Corinne Bassin has worked in both the private and public sectors with experience across oceanography, scientific programming, software development, and data. She has a B.S. in Math/Applied Science from UC Los Angeles and an M.S. in Interdisciplinary Marine Science from UC Santa Barbara. Following graduate school, Corinne worked as an oceanographic researcher at the University of Washington Applied Physics Laboratory, clocking in many hours aboard research vessels on Puget Sound. She then went on to work as a data analyst and software engineer in the technology sector with a focus on temporal and spatial data. Before joining Schmidt Ocean Institute, Corinne was contracted to NOAA Fisheries as a developer on a variety of software and analytical tools for scientists. She led the NOAA Fisheries Integrated Toolbox, coordinating a national effort to centralize access to fisheries modeling software. She led a grassroots effort to adopt strategies to encourage open-source software development across NOAA Fisheries.

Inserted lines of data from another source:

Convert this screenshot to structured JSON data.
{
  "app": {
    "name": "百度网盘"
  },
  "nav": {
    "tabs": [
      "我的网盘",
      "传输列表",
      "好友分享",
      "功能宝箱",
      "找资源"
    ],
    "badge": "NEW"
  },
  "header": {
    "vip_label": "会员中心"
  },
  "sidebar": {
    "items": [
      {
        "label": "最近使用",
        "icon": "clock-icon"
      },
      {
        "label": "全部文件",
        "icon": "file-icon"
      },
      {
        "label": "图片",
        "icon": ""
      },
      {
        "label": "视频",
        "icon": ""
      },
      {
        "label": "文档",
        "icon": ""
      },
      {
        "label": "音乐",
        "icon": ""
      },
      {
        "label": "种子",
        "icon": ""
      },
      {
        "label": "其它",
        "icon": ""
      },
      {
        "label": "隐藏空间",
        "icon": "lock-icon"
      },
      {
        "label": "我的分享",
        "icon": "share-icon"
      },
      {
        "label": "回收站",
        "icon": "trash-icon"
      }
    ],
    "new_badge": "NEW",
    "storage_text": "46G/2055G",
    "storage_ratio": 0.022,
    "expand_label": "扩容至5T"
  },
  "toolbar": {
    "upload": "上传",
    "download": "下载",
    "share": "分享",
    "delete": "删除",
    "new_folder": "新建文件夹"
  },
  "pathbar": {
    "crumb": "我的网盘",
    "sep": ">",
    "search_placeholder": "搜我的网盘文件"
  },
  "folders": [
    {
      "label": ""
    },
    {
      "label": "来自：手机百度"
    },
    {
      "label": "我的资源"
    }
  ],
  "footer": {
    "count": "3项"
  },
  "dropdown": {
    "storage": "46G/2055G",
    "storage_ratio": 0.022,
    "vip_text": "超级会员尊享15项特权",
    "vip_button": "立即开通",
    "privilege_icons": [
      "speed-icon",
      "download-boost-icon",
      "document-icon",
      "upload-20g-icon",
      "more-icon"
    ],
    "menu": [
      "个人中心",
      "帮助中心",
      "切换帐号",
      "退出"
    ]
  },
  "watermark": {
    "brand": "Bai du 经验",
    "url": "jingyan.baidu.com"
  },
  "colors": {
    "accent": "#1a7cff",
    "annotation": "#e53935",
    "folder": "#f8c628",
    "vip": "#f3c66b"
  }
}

Corinne has a special interest in developing and designing data visualizations that combine scientific integrity with beautiful user experiences. She enjoys exploring ways to create engaging and informative data stories, especially those centered on earth observation data. As Data Platform Manager, she will work to increase the availability and accessibility of Schmidt Ocean Institute’s data.

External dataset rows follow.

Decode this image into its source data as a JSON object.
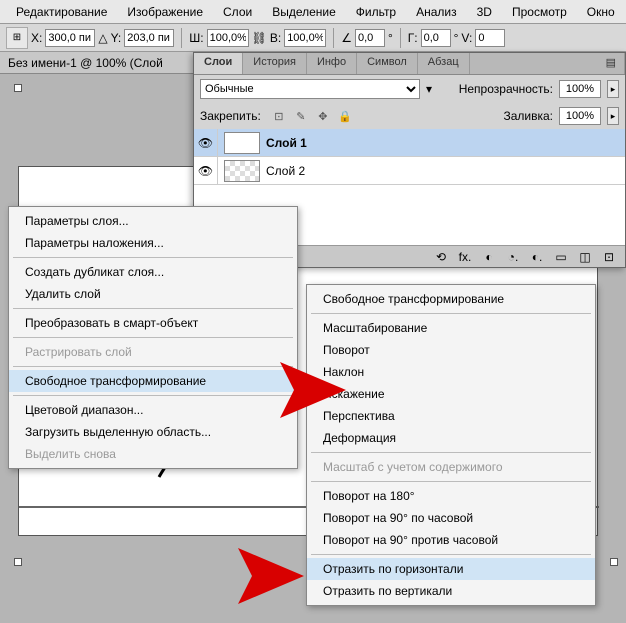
{
  "menubar": [
    "Редактирование",
    "Изображение",
    "Слои",
    "Выделение",
    "Фильтр",
    "Анализ",
    "3D",
    "Просмотр",
    "Окно"
  ],
  "options": {
    "x_label": "X:",
    "x": "300,0 пи",
    "y_label": "Y:",
    "y": "203,0 пи",
    "w_label": "Ш:",
    "w": "100,0%",
    "h_label": "В:",
    "h": "100,0%",
    "a_label": "∠",
    "a": "0,0",
    "g_label": "Г:",
    "g": "0,0",
    "v_label": "V:",
    "v": "0"
  },
  "doc_title": "Без имени-1 @ 100% (Слой",
  "panel": {
    "tabs": [
      "Слои",
      "История",
      "Инфо",
      "Символ",
      "Абзац"
    ],
    "mode": "Обычные",
    "opacity_label": "Непрозрачность:",
    "opacity": "100%",
    "lock_label": "Закрепить:",
    "fill_label": "Заливка:",
    "fill": "100%",
    "layers": [
      {
        "name": "Слой 1",
        "selected": true,
        "check": false
      },
      {
        "name": "Слой 2",
        "selected": false,
        "check": true
      }
    ],
    "footer": [
      "⟲",
      "fx.",
      "◐",
      "◔.",
      "◐.",
      "▭",
      "◫",
      "⊡"
    ]
  },
  "ctx1": [
    {
      "t": "Параметры слоя..."
    },
    {
      "t": "Параметры наложения..."
    },
    {
      "sep": true
    },
    {
      "t": "Создать дубликат слоя..."
    },
    {
      "t": "Удалить слой"
    },
    {
      "sep": true
    },
    {
      "t": "Преобразовать в смарт-объект"
    },
    {
      "sep": true
    },
    {
      "t": "Растрировать слой",
      "dis": true
    },
    {
      "sep": true
    },
    {
      "t": "Свободное трансформирование",
      "hl": true
    },
    {
      "sep": true
    },
    {
      "t": "Цветовой диапазон..."
    },
    {
      "t": "Загрузить выделенную область..."
    },
    {
      "t": "Выделить снова",
      "dis": true
    }
  ],
  "ctx2": [
    {
      "t": "Свободное трансформирование"
    },
    {
      "sep": true
    },
    {
      "t": "Масштабирование"
    },
    {
      "t": "Поворот"
    },
    {
      "t": "Наклон"
    },
    {
      "t": "Искажение"
    },
    {
      "t": "Перспектива"
    },
    {
      "t": "Деформация"
    },
    {
      "sep": true
    },
    {
      "t": "Масштаб с учетом содержимого",
      "dis": true
    },
    {
      "sep": true
    },
    {
      "t": "Поворот на 180°"
    },
    {
      "t": "Поворот на 90° по часовой"
    },
    {
      "t": "Поворот на 90° против часовой"
    },
    {
      "sep": true
    },
    {
      "t": "Отразить по горизонтали",
      "hl": true
    },
    {
      "t": "Отразить по вертикали"
    }
  ]
}
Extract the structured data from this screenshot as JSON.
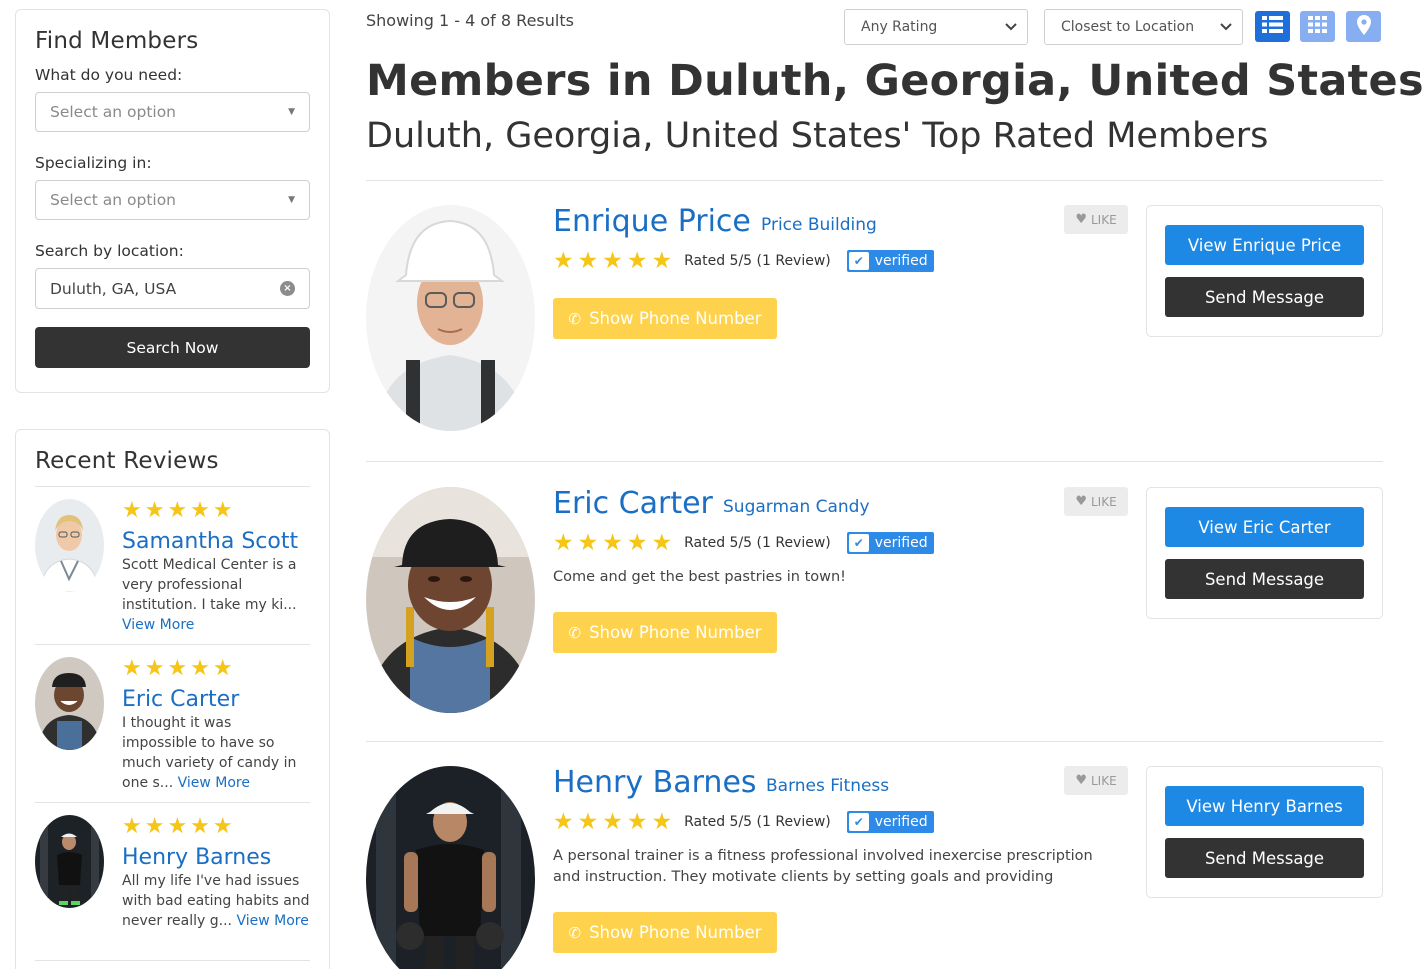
{
  "sidebar": {
    "find": {
      "title": "Find Members",
      "need_label": "What do you need:",
      "need_placeholder": "Select an option",
      "special_label": "Specializing in:",
      "special_placeholder": "Select an option",
      "location_label": "Search by location:",
      "location_value": "Duluth, GA, USA",
      "search_button": "Search Now"
    },
    "reviews": {
      "title": "Recent Reviews",
      "items": [
        {
          "name": "Samantha Scott",
          "stars": "★★★★★",
          "text": "Scott Medical Center is a very professional institution. I take my ki...",
          "more": "View More"
        },
        {
          "name": "Eric Carter",
          "stars": "★★★★★",
          "text": "I thought it was impossible to have so much variety of candy in one s...",
          "more": "View More"
        },
        {
          "name": "Henry Barnes",
          "stars": "★★★★★",
          "text": "All my life I've had issues with bad eating habits and never really g...",
          "more": "View More"
        }
      ]
    }
  },
  "toolbar": {
    "results": "Showing 1 - 4 of 8 Results",
    "rating_select": "Any Rating",
    "sort_select": "Closest to Location",
    "view_icons": [
      "list-view-icon",
      "grid-view-icon",
      "map-view-icon"
    ]
  },
  "heading": {
    "title": "Members in Duluth, Georgia, United States",
    "subtitle": "Duluth, Georgia, United States' Top Rated Members"
  },
  "members": [
    {
      "name": "Enrique Price",
      "company": "Price Building",
      "stars": "★★★★★",
      "rated": "Rated 5/5 (1 Review)",
      "verified": "verified",
      "description": "",
      "phone_button": "Show Phone Number",
      "like": "LIKE",
      "view_button": "View Enrique Price",
      "message_button": "Send Message"
    },
    {
      "name": "Eric Carter",
      "company": "Sugarman Candy",
      "stars": "★★★★★",
      "rated": "Rated 5/5 (1 Review)",
      "verified": "verified",
      "description": "Come and get the best pastries in town!",
      "phone_button": "Show Phone Number",
      "like": "LIKE",
      "view_button": "View Eric Carter",
      "message_button": "Send Message"
    },
    {
      "name": "Henry Barnes",
      "company": "Barnes Fitness",
      "stars": "★★★★★",
      "rated": "Rated 5/5 (1 Review)",
      "verified": "verified",
      "description": "A personal trainer is a fitness professional involved inexercise prescription and instruction. They motivate clients by setting goals and providing",
      "phone_button": "Show Phone Number",
      "like": "LIKE",
      "view_button": "View Henry Barnes",
      "message_button": "Send Message"
    }
  ],
  "colors": {
    "link_blue": "#1a6fc4",
    "button_blue": "#1e88e5",
    "verified_blue": "#2d8ae6",
    "star_yellow": "#f5c518",
    "phone_yellow": "#ffd24d",
    "dark_button": "#333333"
  }
}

Yahong Rosa Zheng

Yahong Rosa Zheng received the Ph.D. degree from Carleton University, Ottawa, ONT, Canada, in 2002. She worked in industry for seven years and worked in companies in China, Australia, and Canada. She was an NSERC Postdoctoral Fellow for two years with the University of Missouri-Columbia. Then, she was on the faculty of the Department of Electrical and Computer Engineering at the Missouri University of Science and Technology for 13 years. She joined Lehigh University in Aug. 2018 as a professor in the ECE department. Her research interests include underwater and underground IoT, wireless communications, wireless sensor networks, compressive sensing, machine learning and robotics. She has served as a Technical Program Committee (TPC) member for many IEEE international conferences and Associate Editor for three IEEE journals. She is currently a senior editor for IEEE Vehicular Technology Magazine and an Associate Editor for the IEEE Journal of Oceanic Engineering. She is the recipient of an NSF faculty CAREER award in 2009. She has been an IEEE fellow and a Distinguished Lecturer of IEEE Vehicular Technology Society since 2015.


Thursday, 20 October 2022
7:00 AM – 8:30 AM
Location TBD